» WHAT IS EXPECTED:
Repeat the records verbatim and leave the pictures out of your copy.

» DATASET RECORDS:
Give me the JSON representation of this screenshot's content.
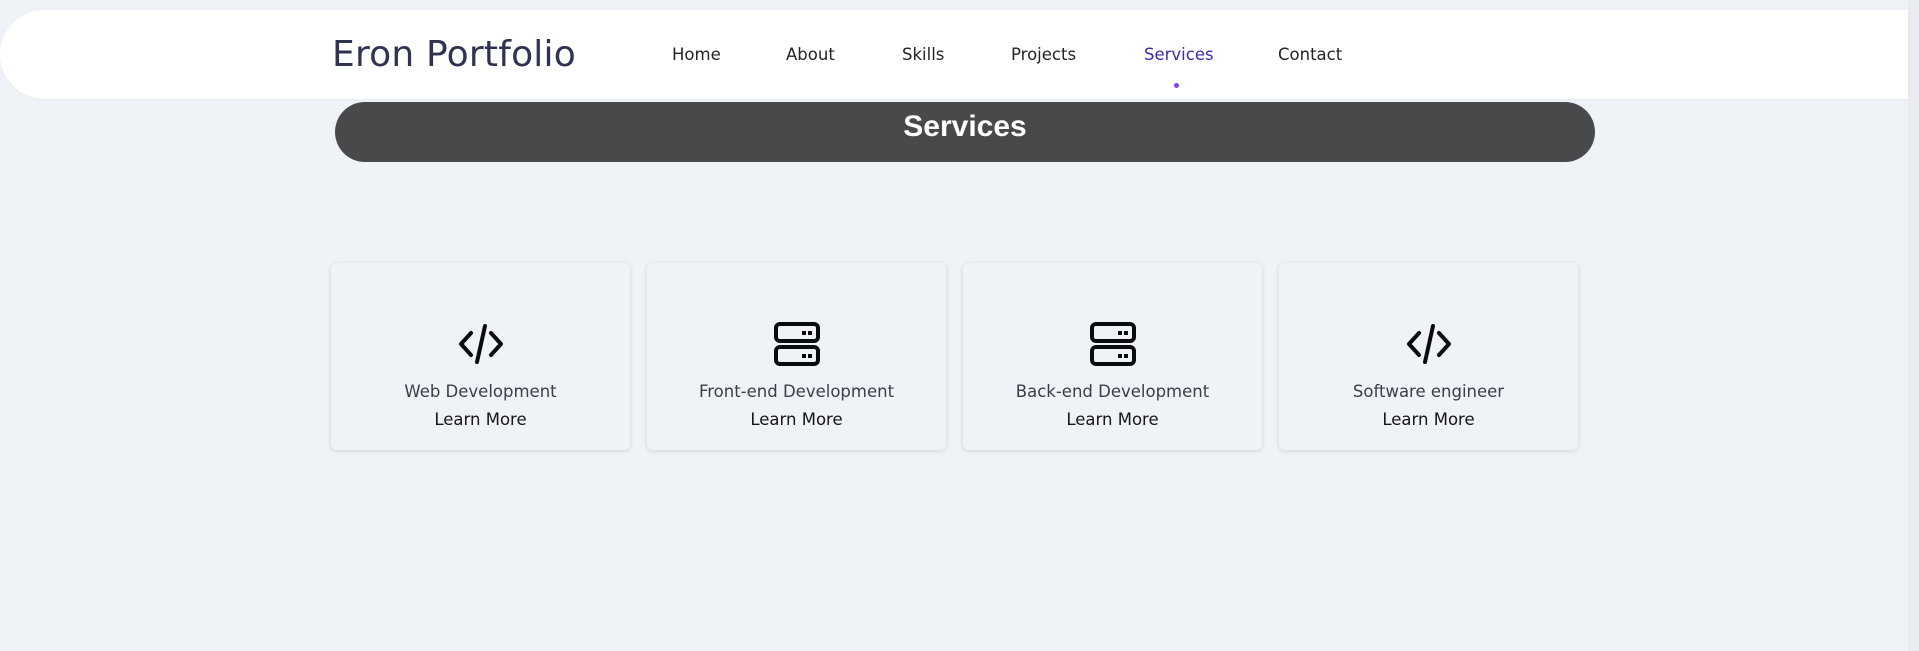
{
  "brand": "Eron Portfolio",
  "nav": {
    "items": [
      {
        "label": "Home"
      },
      {
        "label": "About"
      },
      {
        "label": "Skills"
      },
      {
        "label": "Projects"
      },
      {
        "label": "Services"
      },
      {
        "label": "Contact"
      }
    ],
    "active": "Services"
  },
  "section": {
    "title": "Services"
  },
  "services": [
    {
      "icon": "code-icon",
      "title": "Web Development",
      "link": "Learn More"
    },
    {
      "icon": "server-icon",
      "title": "Front-end Development",
      "link": "Learn More"
    },
    {
      "icon": "server-icon",
      "title": "Back-end Development",
      "link": "Learn More"
    },
    {
      "icon": "code-icon",
      "title": "Software engineer",
      "link": "Learn More"
    }
  ],
  "colors": {
    "page_bg": "#eff2f7",
    "banner_bg": "#48494b",
    "active_nav": "#3c2ba8",
    "active_dot": "#7d49e0",
    "brand_text": "#2f3350"
  }
}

» RESPONSE TO THE TASK:
Give me the JSON representation of this screenshot's content.
{
  "brand": "Eron Portfolio",
  "nav": {
    "items": [
      {
        "label": "Home"
      },
      {
        "label": "About"
      },
      {
        "label": "Skills"
      },
      {
        "label": "Projects"
      },
      {
        "label": "Services"
      },
      {
        "label": "Contact"
      }
    ],
    "active": "Services"
  },
  "section": {
    "title": "Services"
  },
  "services": [
    {
      "icon": "code-icon",
      "title": "Web Development",
      "link": "Learn More"
    },
    {
      "icon": "server-icon",
      "title": "Front-end Development",
      "link": "Learn More"
    },
    {
      "icon": "server-icon",
      "title": "Back-end Development",
      "link": "Learn More"
    },
    {
      "icon": "code-icon",
      "title": "Software engineer",
      "link": "Learn More"
    }
  ],
  "colors": {
    "page_bg": "#eff2f7",
    "banner_bg": "#48494b",
    "active_nav": "#3c2ba8",
    "active_dot": "#7d49e0",
    "brand_text": "#2f3350"
  }
}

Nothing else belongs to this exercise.